NEWMAN: Yes, it goes back in time and takes place in Mexico [and traces the roots] of how the drug war started, so the common ground is cocaine.
TV DRAMA: That’s the star of the show, right?
NEWMAN: Yes, cocaine is the star of the show, and that was always the intention. It was never about one guy.
TV DRAMA: Did the DEA agents have a problem with showing the human side of Escobar?
NEWMAN: To be honest, I think they missed the human side of it. Law-enforcement members, for the most part, are short on subtlety. They view the world—because they have to—in black and white. There are bad guys and good guys. One of the things that works very well on Narcos is that you can watch the show and root for the good guys and be happy when Escobar ends up dead on a rooftop at the end of season two. Or you can be happy when all the Cali guys go to jail. Or you can watch it and find the Pyrrhic victory in it and the tragedy, which is how I choose to look at it.
TV DRAMA: How did you decide on the voice-over narration, and how does it help you?
NEWMAN: It came about for a number of reasons. In the very beginning, we worried about there being too much Spanish and [we wanted] to have a little bit of English here and there that we could throw in because, to be honest, I never thought it would work so well in the Spanish-speaking world. We knew it would work in the English-speaking world, and we knew it would work in the Portuguese-speaking world in Brazil because of Wagner. So we were surprised not only that it has performed so well in Latin American countries but also that people are willing to disengage from their phones long enough to read subtitles, which was always a concern. So it started off as a preemptive countermeasure against people who would say, Ah, it’s too much Spanish; I don’t want to watch it. What it offered us as we went along was an unvarnished inner monologue of the American fairly primitive psyche of the war on drugs, the simplicity of it. If these brown people in Latin America are sending us cocaine, let’s go get them; let’s go fix them. That was the attitude of Boyd Holbrook’s character, Steve Murphy. By season three, it had shifted to the point of view of Javier Peña [played by Pedro Pascal], who knew a lot more but not as much as he thought, because similarly, he believed that there are good guys and bad guys, and even though it’s more complicated, I’m still a good guy—and yet, he discovers, not. It was an interesting way not only to get inside the head of the character and help the story, but to also get inside the very uniquely American point of view that has led us here, which is, frankly, born of ignorance and racism and something that we are encountering more now than ever, which is willful ignorance, where it is OK not to know anything.
TV DRAMA: What has this experience meant for you personally and professionally?
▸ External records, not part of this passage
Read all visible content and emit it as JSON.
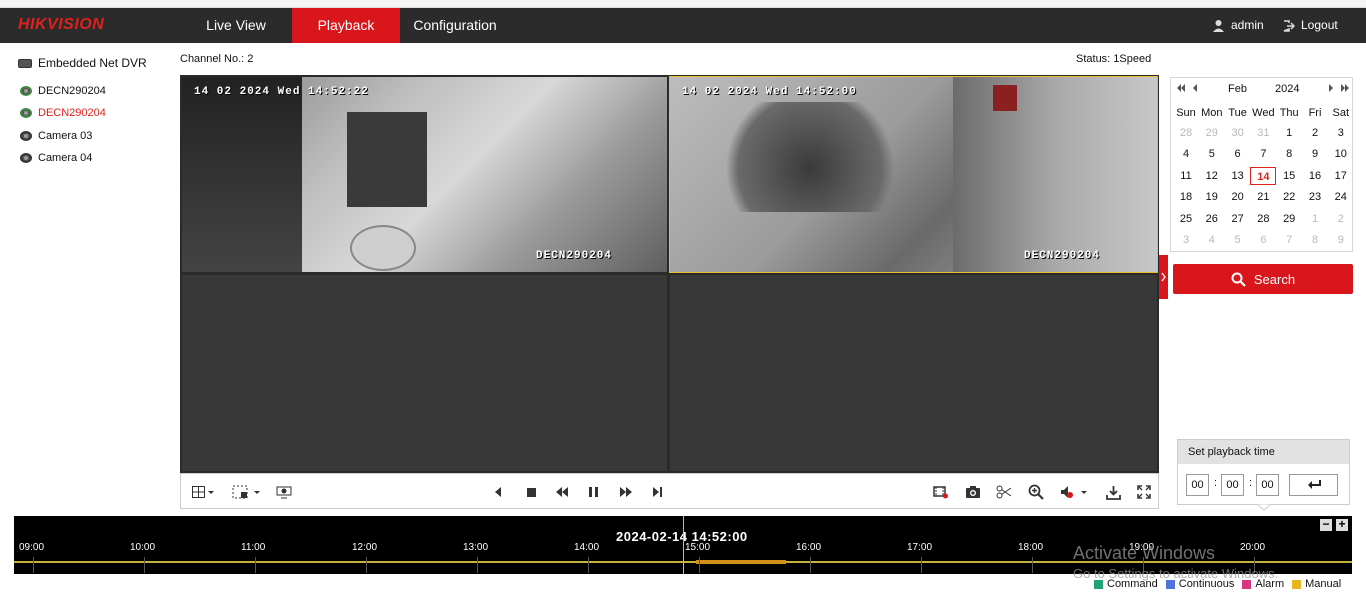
{
  "brand": "HIKVISION",
  "nav": {
    "tabs": [
      "Live View",
      "Playback",
      "Configuration"
    ],
    "active": "Playback"
  },
  "user": {
    "name": "admin",
    "logout": "Logout"
  },
  "tree": {
    "root": "Embedded Net DVR",
    "items": [
      "DECN290204",
      "DECN290204",
      "Camera 03",
      "Camera 04"
    ],
    "selected_index": 1
  },
  "channel": "Channel No.: 2",
  "status": "Status: 1Speed",
  "videos": [
    {
      "osd_time": "14 02 2024 Wed 14:52:22",
      "osd_name": "DECN290204"
    },
    {
      "osd_time": "14 02 2024 Wed 14:52:00",
      "osd_name": "DECN290204"
    }
  ],
  "calendar": {
    "month": "Feb",
    "year": "2024",
    "dow": [
      "Sun",
      "Mon",
      "Tue",
      "Wed",
      "Thu",
      "Fri",
      "Sat"
    ],
    "weeks": [
      [
        "28",
        "29",
        "30",
        "31",
        "1",
        "2",
        "3"
      ],
      [
        "4",
        "5",
        "6",
        "7",
        "8",
        "9",
        "10"
      ],
      [
        "11",
        "12",
        "13",
        "14",
        "15",
        "16",
        "17"
      ],
      [
        "18",
        "19",
        "20",
        "21",
        "22",
        "23",
        "24"
      ],
      [
        "25",
        "26",
        "27",
        "28",
        "29",
        "1",
        "2"
      ],
      [
        "3",
        "4",
        "5",
        "6",
        "7",
        "8",
        "9"
      ]
    ],
    "today": "14"
  },
  "search_label": "Search",
  "playback_time": {
    "title": "Set playback time",
    "h": "00",
    "m": "00",
    "s": "00"
  },
  "timeline": {
    "current": "2024-02-14 14:52:00",
    "labels": [
      "09:00",
      "10:00",
      "11:00",
      "12:00",
      "13:00",
      "14:00",
      "15:00",
      "16:00",
      "17:00",
      "18:00",
      "19:00",
      "20:00"
    ]
  },
  "legend": [
    {
      "label": "Command",
      "color": "#1fa37a"
    },
    {
      "label": "Continuous",
      "color": "#4f73d8"
    },
    {
      "label": "Alarm",
      "color": "#d8357a"
    },
    {
      "label": "Manual",
      "color": "#e8b61c"
    }
  ],
  "watermark": {
    "line1": "Activate Windows",
    "line2": "Go to Settings to activate Windows."
  }
}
NEWMAN: I was a movie producer for a long time. It’s been a very strange left turn for me, but it’s been the most rewarding and enjoyable professional experience of my life, because I work with people that I love in two places that I have come to love, doing something that I am fascinated by. It’s sort of the perfect job for me.
TV DRAMA: And television allows you to explore characters in ways film doesn’t.
NEWMAN: In ten hours. And in the case of Pablo Escobar, you can take a character that you should hate and find reasons to love him. In two hours [in a movie], you’ve got a guy who blows up an airplane and kills a bunch of innocent people and he’s only a bad guy. I love James Bond, but the James Bond villain is just a villain, it’s not, Oh, I understand that he’s driven by [this or that]. No, you can’t do that in a two-hour movie. But in 20, 30, 40 hours, you can come to understand these people and find human qualities to them.